Prompt.
Pick every line out of the entries below that has the string "true", and copy it.

Data listing.
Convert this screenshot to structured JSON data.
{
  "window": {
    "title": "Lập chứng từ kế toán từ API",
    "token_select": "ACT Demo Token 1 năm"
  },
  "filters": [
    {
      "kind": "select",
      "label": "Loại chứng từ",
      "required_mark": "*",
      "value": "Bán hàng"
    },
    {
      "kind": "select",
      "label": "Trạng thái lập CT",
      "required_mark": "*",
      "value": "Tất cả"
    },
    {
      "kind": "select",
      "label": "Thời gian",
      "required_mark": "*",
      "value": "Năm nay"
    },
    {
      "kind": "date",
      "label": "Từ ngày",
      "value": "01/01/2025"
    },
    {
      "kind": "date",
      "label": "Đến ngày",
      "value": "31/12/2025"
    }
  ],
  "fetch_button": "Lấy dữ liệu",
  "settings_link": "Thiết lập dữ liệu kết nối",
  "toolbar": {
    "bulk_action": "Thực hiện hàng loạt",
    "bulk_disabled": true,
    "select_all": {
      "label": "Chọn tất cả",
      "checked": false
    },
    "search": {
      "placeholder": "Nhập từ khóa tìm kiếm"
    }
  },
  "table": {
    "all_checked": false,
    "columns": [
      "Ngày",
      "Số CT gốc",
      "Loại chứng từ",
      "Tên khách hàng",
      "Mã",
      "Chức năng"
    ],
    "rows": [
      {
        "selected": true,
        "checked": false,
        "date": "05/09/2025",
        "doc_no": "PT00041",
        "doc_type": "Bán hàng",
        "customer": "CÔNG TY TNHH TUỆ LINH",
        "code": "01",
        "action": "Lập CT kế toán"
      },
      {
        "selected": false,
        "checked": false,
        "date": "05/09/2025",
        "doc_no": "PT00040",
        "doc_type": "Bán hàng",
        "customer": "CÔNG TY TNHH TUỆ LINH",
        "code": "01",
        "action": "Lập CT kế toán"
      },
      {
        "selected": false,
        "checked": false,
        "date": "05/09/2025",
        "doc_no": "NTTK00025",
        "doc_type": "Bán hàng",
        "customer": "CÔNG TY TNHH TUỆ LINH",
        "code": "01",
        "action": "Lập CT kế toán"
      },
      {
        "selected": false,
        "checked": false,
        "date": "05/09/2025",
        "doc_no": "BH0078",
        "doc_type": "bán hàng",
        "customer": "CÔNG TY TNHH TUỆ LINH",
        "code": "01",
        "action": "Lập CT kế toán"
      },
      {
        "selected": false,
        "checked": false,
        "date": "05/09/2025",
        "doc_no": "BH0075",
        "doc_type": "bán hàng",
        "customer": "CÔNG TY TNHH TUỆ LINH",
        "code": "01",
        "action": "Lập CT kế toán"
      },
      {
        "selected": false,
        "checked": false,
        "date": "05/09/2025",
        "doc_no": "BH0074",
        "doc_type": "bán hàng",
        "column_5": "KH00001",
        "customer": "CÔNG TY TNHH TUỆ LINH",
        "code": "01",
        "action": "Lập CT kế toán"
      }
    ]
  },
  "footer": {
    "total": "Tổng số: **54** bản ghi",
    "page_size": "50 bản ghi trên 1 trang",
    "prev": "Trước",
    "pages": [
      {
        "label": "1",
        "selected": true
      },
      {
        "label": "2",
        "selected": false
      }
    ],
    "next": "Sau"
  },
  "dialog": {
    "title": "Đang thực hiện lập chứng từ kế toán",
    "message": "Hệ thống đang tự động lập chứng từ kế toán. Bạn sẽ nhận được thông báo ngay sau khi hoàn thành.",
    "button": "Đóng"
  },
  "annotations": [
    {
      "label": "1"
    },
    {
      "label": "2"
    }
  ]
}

Answer below.
    "bulk_disabled": true,
        "selected": true,
        "selected": true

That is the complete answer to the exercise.